For this introductory episode of the podcast I'm in conversation with Literary Punk’s inaugural guest: Dr Justin Clemens, Senior Lecturer at the University of Melbourne. We talk about pulp SF and Hamlet, Kafka’s punk insect and the trigger warnings proposed for American universities. We riff on the radical nature of beauty and its relationship to the power of great literature.
Literary Punk is a show which focuses on a different work of literature each episode; on what these works express that makes exciting sense or nonsense in our current culture. In terms of style you should think punk, highly entertaining fresh conversation about these texts and the connections I'll be making, rather than a lecture to the good citizens of the Parkville Library. I'm interested in people getting a chance to connect with the excitement of literary works, feel confident they can read the texts and explore the ideas for themselves.

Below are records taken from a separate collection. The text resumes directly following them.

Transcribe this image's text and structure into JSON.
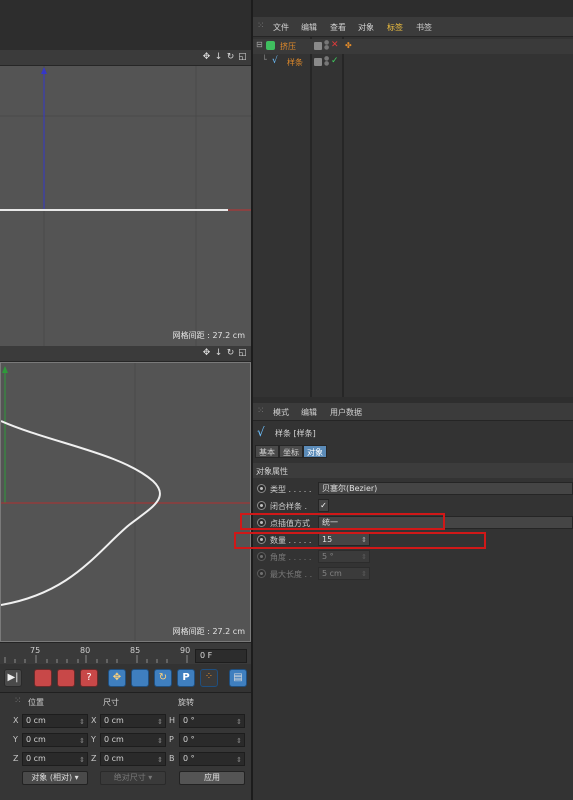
{
  "viewport_top": {
    "grid_spacing": "网格间距 : 27.2 cm"
  },
  "viewport_bottom": {
    "grid_spacing": "网格间距 : 27.2 cm"
  },
  "timeline": {
    "ticks": [
      "75",
      "80",
      "85",
      "90"
    ],
    "frame": "0 F"
  },
  "coord_manager": {
    "headers": {
      "position": "位置",
      "size": "尺寸",
      "rotation": "旋转"
    },
    "rows": [
      {
        "a": "X",
        "pos": "0 cm",
        "b": "X",
        "size": "0 cm",
        "c": "H",
        "rot": "0 °"
      },
      {
        "a": "Y",
        "pos": "0 cm",
        "b": "Y",
        "size": "0 cm",
        "c": "P",
        "rot": "0 °"
      },
      {
        "a": "Z",
        "pos": "0 cm",
        "b": "Z",
        "size": "0 cm",
        "c": "B",
        "rot": "0 °"
      }
    ],
    "mode_select": "对象 (相对)",
    "size_mode": "绝对尺寸",
    "apply": "应用"
  },
  "object_manager": {
    "menu": [
      "文件",
      "编辑",
      "查看",
      "对象",
      "标签",
      "书签"
    ],
    "objects": [
      {
        "name": "挤压"
      },
      {
        "name": "样条"
      }
    ]
  },
  "attribute_manager": {
    "menu": [
      "模式",
      "编辑",
      "用户数据"
    ],
    "title": "样条 [样条]",
    "tabs": [
      "基本",
      "坐标",
      "对象"
    ],
    "section": "对象属性",
    "props": [
      {
        "label": "类型 . . . . .",
        "value": "贝塞尔(Bezier)"
      },
      {
        "label": "闭合样条 .",
        "value": "✓"
      },
      {
        "label": "点插值方式",
        "value": "统一"
      },
      {
        "label": "数量 . . . . .",
        "value": "15"
      },
      {
        "label": "角度 . . . . .",
        "value": "5 °"
      },
      {
        "label": "最大长度 . .",
        "value": "5 cm"
      }
    ]
  },
  "colors": {
    "highlight": "#d01818",
    "accent_blue": "#3f7fbf",
    "spline_icon": "#6ec1ff",
    "tag_orange": "#e08a2a"
  }
}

The podcast will discuss one-off, each episode, a different book, play, story or essay; Literary examples chosen from all genres of writing, and free ranging over voices, cultures, histories, revolutions. I will invite in a guest for each show, someone entertaining and outspoken; another scholar or a local writer, a poet, a punk, a painter, a playwright, an actor who can read alongside me in a Chekhov play. It's always good to keep it interdisciplinary, mix up the approaches of say writing and painting, drama and sound sculpture, or the novel and psychoanalysis, poetry and Japanese landscape design.
This is a podcast for all comers: hence the punk / DIY thing. Where possible I'll post links to free online PDF copies of the books and plays, so that you the listeners can read along at home. Check for links and other reference materials, including definitions of literary terms, posted each month in advance on the podcast blog of the same name, so you know what we’re reading for and talking about. Each episode will be launched on the 1st Thursday of the month. (Next episode’s text will be Shakespeare’s Macbeth.)
See more details and follow-up discussion on the Literary Punk blog.